We celebrated the next morning with more Uncle Bill’s pancakes and some Mimosas and Bloody Mary’s. Amy headed back to Richmond and the rest of us spent the day on the beach relaxing.
Matt and I stayed in California for the rest of the week and relaxed and ate lots of wonderful food. When I got back to Richmond, I had an amazing welcome in my office with small crowns, big crowns, tons of balloons and other decorations. And, the outpouring of congratulations has been astonishing.
I spent the months leading up to Catalina becoming “okay” with the fact that at least this part of my swimming journey would be over after Catalina. Unlike some events where there is a huge let down after the fact – that didn’t come and it hasn’t come and I don’t expect it to. I think that is because open water marathon swimming is who I am and what I do. It is part of me and whether I swim across the Catalina Channel, the English Channel, complete the triple crown, or whatever, it is just another part of the journey. I’ve had so many people ask me how I feel about having done it, and, of course, the inevitable question “what next….” It is a funny question to me – I suppose because open water marathon swimming is so ingrained in me – it would sort of be like asking anyone what they are going to do tomorrow. I’m going to pick another swim, plan for it, train for it, do my best to complete it and enjoy the journey. What else would I do….

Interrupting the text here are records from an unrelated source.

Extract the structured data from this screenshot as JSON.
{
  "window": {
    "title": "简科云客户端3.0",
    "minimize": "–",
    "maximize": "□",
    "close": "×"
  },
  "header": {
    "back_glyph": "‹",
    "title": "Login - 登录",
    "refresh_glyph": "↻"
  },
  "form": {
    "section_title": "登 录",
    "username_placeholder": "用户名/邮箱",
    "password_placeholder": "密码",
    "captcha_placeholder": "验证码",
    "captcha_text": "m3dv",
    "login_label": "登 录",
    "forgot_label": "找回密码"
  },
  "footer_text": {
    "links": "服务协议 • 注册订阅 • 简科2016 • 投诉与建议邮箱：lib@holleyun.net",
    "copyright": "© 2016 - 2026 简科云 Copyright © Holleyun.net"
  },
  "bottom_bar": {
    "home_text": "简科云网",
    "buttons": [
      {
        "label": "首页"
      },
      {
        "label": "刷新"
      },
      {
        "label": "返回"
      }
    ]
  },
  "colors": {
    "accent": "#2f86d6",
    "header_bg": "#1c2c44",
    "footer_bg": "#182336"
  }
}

I’ve learned so much about myself over the last three years thanks to the crazy sport of open water marathon swimming. And, I’ve been inspired, amazed and humbled by the generosity of so many who have supported and guided me. Thanks for joining me for this part of the journey!